* Work instructions:
Report each line of the entries below that has the word "index" in it.

* Dataset excerpts:
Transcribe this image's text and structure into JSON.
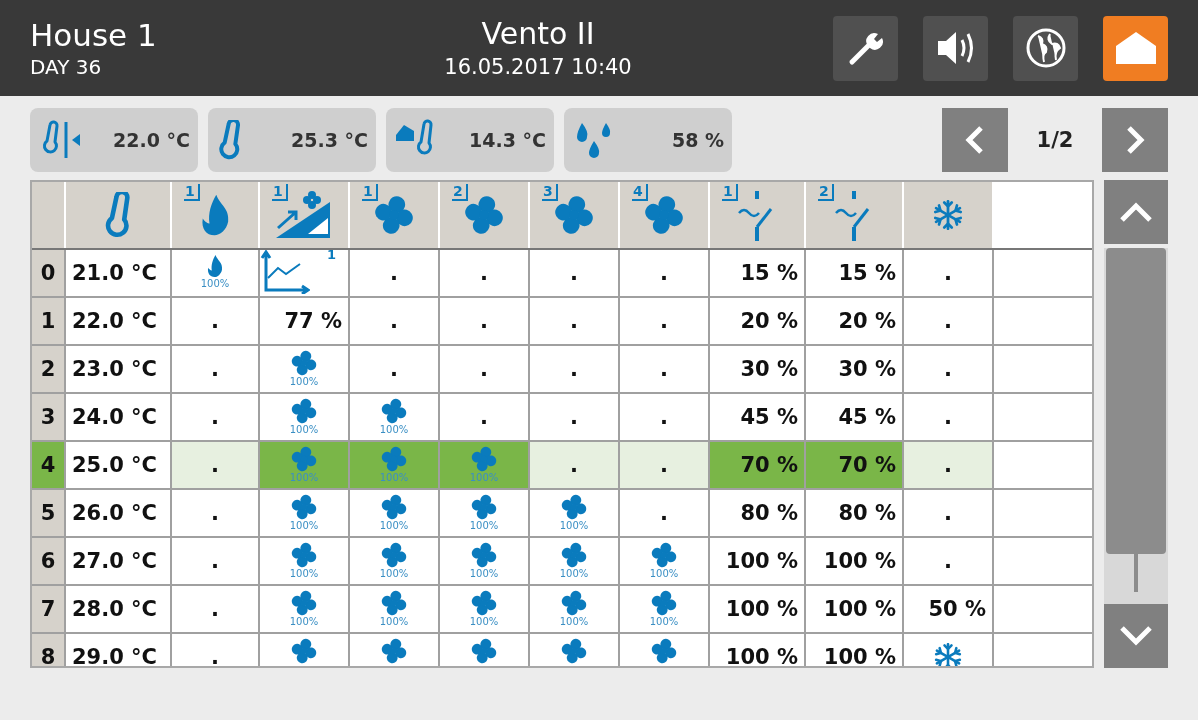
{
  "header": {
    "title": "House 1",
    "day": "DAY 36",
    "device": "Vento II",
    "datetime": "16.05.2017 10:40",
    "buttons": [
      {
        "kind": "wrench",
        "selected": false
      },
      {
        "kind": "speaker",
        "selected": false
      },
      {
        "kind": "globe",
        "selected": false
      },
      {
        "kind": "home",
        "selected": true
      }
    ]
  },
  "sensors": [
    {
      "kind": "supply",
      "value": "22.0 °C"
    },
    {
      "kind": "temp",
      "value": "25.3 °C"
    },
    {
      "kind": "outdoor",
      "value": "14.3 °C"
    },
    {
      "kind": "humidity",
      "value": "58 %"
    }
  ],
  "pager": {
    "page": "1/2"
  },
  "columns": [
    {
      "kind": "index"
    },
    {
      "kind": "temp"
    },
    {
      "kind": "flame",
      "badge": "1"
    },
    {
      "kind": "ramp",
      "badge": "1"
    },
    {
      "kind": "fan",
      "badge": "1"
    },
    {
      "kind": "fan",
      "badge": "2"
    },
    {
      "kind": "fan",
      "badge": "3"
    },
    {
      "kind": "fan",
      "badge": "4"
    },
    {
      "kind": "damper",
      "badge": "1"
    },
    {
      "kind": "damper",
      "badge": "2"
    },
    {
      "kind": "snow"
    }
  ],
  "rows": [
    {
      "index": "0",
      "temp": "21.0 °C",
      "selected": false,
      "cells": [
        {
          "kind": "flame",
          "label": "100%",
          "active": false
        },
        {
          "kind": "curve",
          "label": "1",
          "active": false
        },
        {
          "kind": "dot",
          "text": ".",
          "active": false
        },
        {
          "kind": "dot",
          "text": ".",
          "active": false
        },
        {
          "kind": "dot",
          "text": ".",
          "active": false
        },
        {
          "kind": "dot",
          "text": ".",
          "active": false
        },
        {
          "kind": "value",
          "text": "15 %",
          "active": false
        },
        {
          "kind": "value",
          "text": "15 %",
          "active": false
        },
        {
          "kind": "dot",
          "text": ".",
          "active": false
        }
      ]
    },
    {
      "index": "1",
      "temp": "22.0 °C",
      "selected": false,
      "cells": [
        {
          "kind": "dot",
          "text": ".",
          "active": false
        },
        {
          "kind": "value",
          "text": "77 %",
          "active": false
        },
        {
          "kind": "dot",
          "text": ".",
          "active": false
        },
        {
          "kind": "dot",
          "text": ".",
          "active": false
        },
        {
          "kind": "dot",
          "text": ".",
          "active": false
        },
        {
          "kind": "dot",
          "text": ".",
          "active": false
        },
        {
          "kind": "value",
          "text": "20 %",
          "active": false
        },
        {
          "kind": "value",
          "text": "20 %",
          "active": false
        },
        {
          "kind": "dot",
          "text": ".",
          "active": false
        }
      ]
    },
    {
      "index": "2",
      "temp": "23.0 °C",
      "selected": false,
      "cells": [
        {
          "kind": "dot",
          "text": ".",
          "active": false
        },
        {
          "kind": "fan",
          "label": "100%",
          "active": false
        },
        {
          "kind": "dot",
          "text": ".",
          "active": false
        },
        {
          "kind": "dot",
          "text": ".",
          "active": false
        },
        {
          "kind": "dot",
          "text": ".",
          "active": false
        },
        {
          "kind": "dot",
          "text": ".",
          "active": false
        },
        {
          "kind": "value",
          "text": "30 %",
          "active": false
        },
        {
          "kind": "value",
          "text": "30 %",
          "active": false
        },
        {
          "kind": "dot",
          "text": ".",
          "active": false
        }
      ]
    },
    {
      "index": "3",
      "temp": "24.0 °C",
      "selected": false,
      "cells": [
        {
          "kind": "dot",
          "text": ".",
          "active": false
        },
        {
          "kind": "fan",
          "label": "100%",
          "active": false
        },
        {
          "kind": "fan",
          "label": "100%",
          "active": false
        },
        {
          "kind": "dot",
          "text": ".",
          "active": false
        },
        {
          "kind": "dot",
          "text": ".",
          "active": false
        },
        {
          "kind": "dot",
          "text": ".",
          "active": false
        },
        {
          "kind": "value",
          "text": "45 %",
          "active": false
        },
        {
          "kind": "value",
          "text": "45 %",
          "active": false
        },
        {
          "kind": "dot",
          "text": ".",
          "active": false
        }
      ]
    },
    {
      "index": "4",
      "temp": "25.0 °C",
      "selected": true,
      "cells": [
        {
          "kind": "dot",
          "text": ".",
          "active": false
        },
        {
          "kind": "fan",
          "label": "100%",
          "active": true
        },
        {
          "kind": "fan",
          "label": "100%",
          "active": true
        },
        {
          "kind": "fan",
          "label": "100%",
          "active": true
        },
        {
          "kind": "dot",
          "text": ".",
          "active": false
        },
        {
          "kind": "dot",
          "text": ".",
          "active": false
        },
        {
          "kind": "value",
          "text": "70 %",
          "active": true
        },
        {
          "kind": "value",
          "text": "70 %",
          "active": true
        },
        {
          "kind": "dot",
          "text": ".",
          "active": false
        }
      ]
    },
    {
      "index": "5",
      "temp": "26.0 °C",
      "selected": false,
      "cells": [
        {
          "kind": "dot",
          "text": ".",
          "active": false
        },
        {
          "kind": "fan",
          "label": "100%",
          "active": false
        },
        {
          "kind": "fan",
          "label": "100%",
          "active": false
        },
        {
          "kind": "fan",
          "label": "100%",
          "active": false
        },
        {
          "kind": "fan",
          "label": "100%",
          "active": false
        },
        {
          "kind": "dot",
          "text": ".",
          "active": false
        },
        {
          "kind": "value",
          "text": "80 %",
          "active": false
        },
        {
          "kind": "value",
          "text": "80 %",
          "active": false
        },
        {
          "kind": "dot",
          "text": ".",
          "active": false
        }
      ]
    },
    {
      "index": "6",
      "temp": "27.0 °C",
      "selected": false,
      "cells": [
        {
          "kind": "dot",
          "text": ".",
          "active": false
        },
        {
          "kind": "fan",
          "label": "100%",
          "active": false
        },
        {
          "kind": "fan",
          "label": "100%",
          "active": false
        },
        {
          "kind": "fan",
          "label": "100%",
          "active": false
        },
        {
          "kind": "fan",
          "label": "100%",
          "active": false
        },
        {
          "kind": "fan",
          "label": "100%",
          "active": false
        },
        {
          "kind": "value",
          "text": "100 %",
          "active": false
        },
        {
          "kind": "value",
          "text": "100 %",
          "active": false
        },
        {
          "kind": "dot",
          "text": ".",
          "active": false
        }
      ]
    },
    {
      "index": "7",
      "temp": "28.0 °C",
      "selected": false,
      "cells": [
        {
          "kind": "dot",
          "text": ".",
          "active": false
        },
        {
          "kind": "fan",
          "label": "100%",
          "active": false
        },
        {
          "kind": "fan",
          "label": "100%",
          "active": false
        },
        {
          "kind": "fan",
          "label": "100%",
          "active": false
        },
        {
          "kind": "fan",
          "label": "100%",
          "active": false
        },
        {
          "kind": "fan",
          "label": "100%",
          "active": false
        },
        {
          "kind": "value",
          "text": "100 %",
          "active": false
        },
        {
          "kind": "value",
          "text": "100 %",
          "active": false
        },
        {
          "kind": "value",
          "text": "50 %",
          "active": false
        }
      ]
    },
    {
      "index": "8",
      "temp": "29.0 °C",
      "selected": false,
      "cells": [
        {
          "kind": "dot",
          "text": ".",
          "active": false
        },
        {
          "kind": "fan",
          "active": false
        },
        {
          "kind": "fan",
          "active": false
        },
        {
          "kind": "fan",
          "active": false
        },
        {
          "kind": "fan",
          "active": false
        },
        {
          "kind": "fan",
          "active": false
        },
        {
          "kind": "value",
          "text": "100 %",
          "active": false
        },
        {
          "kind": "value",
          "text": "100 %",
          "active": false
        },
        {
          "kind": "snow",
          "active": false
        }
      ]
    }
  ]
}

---

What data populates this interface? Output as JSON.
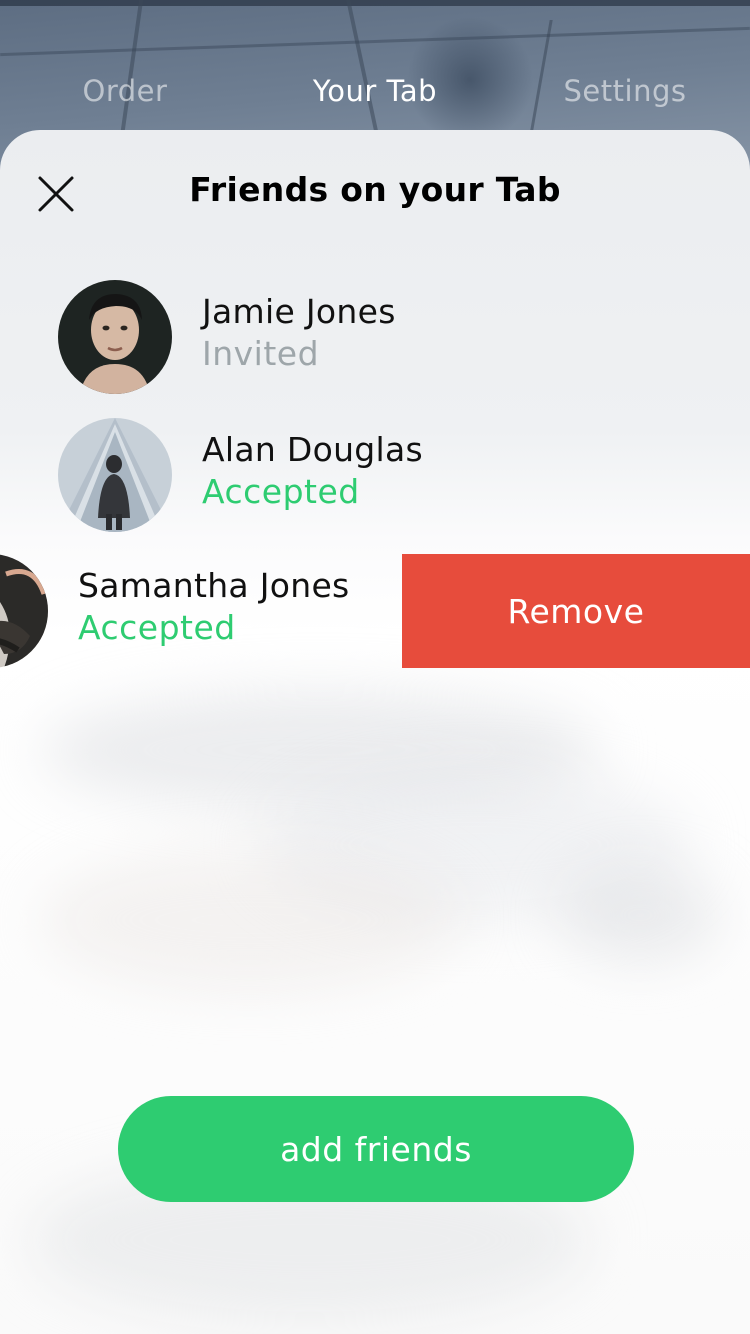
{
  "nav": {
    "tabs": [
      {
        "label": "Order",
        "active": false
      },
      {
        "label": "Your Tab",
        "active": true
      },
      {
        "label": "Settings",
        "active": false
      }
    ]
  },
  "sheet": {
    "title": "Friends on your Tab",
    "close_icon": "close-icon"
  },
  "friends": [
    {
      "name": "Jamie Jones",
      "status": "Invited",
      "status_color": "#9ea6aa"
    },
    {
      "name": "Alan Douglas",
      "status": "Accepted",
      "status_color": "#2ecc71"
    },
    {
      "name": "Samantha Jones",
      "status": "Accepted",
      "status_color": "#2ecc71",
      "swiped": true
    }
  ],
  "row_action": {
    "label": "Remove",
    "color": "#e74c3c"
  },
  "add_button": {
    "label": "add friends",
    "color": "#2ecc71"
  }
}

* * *

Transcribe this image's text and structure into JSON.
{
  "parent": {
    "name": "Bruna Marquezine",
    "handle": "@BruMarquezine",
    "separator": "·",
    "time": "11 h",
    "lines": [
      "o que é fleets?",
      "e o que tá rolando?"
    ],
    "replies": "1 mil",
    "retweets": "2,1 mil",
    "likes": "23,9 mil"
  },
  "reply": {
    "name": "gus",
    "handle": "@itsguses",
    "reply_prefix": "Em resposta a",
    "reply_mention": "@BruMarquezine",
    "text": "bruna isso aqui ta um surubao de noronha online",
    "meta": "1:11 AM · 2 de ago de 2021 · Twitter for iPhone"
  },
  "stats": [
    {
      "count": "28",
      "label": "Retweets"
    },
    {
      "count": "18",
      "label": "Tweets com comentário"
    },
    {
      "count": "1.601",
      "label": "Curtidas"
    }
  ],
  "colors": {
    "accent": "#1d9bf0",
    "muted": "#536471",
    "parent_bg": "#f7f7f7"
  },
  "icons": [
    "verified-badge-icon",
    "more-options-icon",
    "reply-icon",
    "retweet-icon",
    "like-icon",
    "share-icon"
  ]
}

* Result of the exercise:
      "kind": "index"
      "index": "0",
      "index": "1",
      "index": "2",
      "index": "3",
      "index": "4",
      "index": "5",
      "index": "6",
      "index": "7",
      "index": "8",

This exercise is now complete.